━━━━━ DATASET

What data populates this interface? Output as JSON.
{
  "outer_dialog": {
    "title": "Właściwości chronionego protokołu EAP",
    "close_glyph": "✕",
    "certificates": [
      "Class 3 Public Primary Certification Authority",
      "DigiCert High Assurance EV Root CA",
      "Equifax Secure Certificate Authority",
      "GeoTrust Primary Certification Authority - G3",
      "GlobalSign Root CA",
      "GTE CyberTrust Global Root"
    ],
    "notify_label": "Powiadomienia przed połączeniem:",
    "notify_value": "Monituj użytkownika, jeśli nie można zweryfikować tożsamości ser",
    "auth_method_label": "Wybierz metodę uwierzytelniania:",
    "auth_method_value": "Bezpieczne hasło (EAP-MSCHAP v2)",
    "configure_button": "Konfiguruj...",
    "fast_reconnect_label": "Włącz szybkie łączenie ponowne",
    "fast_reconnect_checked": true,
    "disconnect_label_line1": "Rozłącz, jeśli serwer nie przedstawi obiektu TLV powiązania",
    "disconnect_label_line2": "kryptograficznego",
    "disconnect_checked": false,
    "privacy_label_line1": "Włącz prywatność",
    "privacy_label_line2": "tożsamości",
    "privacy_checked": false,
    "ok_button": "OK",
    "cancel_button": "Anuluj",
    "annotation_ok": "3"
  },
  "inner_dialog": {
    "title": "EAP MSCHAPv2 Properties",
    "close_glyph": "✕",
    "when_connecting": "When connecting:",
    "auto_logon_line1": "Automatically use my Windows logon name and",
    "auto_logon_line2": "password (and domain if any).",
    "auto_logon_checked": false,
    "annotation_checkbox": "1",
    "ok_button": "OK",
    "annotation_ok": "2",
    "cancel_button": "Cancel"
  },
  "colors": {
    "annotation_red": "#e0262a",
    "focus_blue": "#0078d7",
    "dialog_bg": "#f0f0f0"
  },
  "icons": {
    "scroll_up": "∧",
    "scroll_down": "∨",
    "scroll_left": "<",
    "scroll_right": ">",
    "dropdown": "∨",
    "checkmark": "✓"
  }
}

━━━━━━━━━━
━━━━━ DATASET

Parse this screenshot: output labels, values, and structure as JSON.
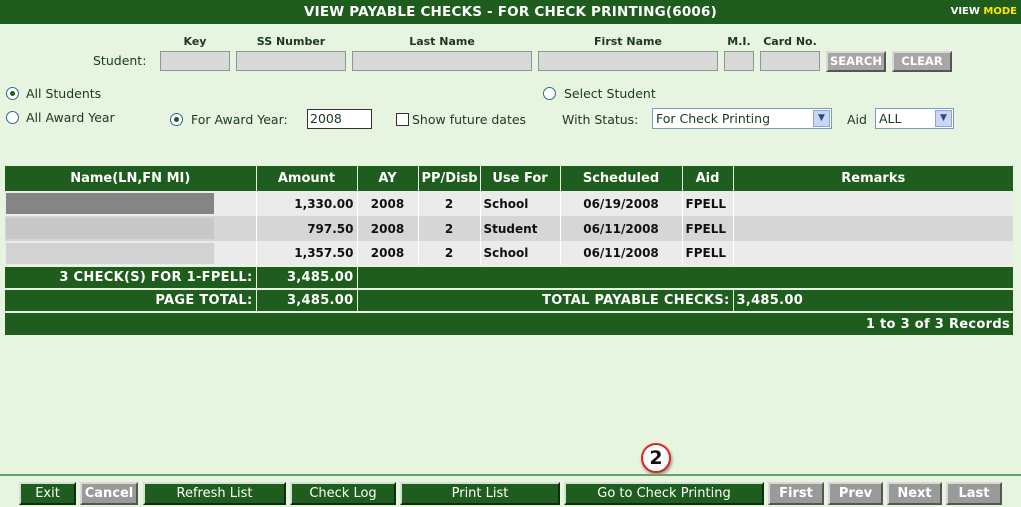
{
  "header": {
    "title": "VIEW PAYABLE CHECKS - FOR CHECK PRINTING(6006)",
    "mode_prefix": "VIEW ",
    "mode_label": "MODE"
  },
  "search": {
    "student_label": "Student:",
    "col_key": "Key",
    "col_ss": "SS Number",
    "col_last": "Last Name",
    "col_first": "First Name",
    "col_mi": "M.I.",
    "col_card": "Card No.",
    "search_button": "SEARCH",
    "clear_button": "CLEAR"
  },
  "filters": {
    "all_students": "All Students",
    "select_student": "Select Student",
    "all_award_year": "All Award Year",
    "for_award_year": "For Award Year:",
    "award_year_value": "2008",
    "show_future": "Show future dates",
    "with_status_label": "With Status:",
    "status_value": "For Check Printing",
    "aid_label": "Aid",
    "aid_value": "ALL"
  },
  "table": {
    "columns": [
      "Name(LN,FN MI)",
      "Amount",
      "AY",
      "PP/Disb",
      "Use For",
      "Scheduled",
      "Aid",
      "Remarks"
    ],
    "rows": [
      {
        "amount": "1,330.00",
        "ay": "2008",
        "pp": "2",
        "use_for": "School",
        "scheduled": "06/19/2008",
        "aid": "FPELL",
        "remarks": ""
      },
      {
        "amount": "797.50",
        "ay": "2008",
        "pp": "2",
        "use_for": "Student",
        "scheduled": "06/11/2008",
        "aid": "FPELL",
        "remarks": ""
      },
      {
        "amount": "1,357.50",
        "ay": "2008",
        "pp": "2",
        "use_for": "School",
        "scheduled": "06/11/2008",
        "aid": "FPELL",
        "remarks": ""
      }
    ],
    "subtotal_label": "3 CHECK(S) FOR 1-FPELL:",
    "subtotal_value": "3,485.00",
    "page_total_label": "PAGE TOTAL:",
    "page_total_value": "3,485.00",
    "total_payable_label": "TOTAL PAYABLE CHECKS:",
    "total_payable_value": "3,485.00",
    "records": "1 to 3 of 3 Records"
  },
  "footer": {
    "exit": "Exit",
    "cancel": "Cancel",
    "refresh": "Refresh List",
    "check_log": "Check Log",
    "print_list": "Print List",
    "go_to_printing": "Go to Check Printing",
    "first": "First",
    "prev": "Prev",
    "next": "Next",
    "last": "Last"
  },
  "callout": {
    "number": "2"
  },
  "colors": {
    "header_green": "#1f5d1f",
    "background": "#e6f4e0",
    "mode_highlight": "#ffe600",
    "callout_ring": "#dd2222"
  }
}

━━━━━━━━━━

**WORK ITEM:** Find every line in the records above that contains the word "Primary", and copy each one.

**ANSWER AREA:**
      "Class 3 Public Primary Certification Authority",
      "GeoTrust Primary Certification Authority - G3",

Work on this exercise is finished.